    http://www.cooperativeresearch.org/events-images/a328_clark_ceku_2050081722-5981.jpg

  5. Lloyd Rowsey said on June 8th, 2008 at 4:42pm #

    A pic is worth a 1,000… Thanx for this info, hp, and not a diatribe. As we close in on nut-cutting time (with no slight intended to the ladies), everyone seriously concerned to get a message across, mayby should (1) assume their readers know nothing, and (2) pare down their critiques as much as humanly possible. My ignorance encompassed, for example, not only the name Martin Peretz and the fact of his editorship at The New Republic, but his equating foulness with being non-Kosher.

  6. Lloyd Rowsey said on June 8th, 2008 at 5:34pm #

    And regarding Binyamin Netanyahu, hp, there’s possibly a discussion brewing about academics in politics over at Robert Jensen’s article of June 6 – “Masculine, Feminine or Human?”

  7. hp said on June 8th, 2008 at 6:19pm #

    All three candidates for POTUS and half the Congress on their knees before AIPAC this week says it all.
    Lloyd, what about the fact that AIPAC isn’t even required to register as a foreign lobby?
    Because it isn’t a foreign lobby, it just seems like one…
    Isn’t that special?

  8. Lloyd Rowsey said on June 8th, 2008 at 11:40pm #

    My ignorance encompassed that also, hp.

    And don’t let this get around, but I tried to read James Petras’ The Power of Israel in the United States and found it so poorly done I didn’t get past about page 40. I say “don’t let this get around” because, you may note, I complimented Petras highly in a post (above). Apparently, when you praise some authors one place and criticize them in another, it’s not because their writing and general presentations differ from one work to another, instead it’s because you are inconsistent (or worse).

  9. hp said on June 10th, 2008 at 10:14am #

    Nothing like a little humor with which to tell the truth.

    http://www.youtube.com/watch?v=7gawcd4Pq-M#

  10. hp said on June 10th, 2008 at 10:42am #

    Here’s a little taste of the rotten truth of our “special friend.”
    Our Israeli “friends” also ran the security at each airport the hi-jacked planes were hi-jacked from.

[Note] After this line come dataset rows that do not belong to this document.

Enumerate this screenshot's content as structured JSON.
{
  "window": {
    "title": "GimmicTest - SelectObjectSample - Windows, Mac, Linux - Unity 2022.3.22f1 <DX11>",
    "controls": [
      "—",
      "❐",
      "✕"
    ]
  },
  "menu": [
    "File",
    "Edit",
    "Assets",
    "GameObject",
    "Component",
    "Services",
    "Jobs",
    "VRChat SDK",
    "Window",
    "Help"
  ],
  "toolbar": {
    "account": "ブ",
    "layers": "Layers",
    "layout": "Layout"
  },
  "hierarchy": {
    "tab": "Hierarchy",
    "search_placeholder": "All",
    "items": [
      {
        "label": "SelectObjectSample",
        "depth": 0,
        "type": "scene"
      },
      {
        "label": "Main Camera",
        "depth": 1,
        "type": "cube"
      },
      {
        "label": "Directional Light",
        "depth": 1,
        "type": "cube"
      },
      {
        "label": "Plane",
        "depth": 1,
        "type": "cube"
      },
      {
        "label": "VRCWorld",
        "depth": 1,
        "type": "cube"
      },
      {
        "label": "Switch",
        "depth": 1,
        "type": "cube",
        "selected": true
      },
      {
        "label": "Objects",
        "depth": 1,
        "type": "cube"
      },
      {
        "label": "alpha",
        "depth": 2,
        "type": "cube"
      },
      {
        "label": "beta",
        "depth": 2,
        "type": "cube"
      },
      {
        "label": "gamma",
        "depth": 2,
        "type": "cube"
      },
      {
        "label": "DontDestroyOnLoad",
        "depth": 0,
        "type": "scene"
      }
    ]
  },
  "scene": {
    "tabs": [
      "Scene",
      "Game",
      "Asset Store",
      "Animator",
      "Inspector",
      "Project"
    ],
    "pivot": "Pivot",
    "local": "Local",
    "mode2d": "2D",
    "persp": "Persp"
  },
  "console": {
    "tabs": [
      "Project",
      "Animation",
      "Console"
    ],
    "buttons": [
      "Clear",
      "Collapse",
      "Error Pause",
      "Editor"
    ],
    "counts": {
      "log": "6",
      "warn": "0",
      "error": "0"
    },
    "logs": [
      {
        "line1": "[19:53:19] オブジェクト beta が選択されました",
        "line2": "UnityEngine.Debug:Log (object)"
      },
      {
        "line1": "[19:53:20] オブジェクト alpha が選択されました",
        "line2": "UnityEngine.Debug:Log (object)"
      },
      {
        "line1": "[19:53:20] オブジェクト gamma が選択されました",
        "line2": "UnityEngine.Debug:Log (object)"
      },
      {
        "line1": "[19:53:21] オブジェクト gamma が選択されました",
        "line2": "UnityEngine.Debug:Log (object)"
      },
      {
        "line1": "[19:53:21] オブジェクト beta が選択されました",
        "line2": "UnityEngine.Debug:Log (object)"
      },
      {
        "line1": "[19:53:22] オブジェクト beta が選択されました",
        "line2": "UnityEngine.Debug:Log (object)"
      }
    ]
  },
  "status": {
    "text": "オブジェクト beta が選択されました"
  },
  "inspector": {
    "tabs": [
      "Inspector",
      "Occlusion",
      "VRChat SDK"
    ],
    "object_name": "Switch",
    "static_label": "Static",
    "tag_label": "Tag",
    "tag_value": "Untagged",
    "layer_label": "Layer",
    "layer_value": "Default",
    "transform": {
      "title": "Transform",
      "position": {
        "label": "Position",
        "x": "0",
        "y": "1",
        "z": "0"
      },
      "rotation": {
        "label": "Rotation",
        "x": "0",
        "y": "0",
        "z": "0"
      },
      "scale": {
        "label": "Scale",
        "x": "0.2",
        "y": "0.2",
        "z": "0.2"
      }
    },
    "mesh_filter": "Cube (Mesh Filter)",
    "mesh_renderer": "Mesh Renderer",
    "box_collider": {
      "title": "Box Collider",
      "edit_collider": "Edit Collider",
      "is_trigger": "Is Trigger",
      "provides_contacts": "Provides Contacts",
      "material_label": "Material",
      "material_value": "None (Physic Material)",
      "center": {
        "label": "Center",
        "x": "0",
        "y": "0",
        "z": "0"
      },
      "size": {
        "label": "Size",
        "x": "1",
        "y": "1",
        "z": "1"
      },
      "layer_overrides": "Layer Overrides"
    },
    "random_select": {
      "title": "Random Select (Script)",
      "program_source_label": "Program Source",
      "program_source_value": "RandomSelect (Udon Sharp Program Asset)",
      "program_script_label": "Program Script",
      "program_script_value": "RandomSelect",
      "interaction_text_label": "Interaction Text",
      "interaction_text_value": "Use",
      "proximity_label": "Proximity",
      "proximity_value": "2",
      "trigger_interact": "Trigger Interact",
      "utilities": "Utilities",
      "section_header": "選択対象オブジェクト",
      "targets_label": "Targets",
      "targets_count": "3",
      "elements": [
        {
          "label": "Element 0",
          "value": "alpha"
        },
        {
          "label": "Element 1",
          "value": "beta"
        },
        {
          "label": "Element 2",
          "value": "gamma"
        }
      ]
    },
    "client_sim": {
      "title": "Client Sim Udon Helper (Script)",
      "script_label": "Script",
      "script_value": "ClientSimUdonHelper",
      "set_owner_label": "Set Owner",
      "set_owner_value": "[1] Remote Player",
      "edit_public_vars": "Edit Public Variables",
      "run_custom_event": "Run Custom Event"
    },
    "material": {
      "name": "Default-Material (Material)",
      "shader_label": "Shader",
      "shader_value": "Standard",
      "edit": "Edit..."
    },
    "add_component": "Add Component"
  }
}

And on and on and on.
    Special, isn’t it?

    http://www.youtube.com/watch?v=JWpWc_suPWo#

    http://www.youtube.com/watch?v=JwckJoP7-wg&feature=related#

  11. hp said on June 10th, 2008 at 10:55am #

    Last but not least, everyone should see this.
    A perfect example of the absolute power Israel and her treasonous minions in our country exert over everything from TV news and newspapers to movies, telecommunications, finance, and even college curriculum.

    http://www.youtube.com/watch?v=fRZSzdQuOqM&feature=related#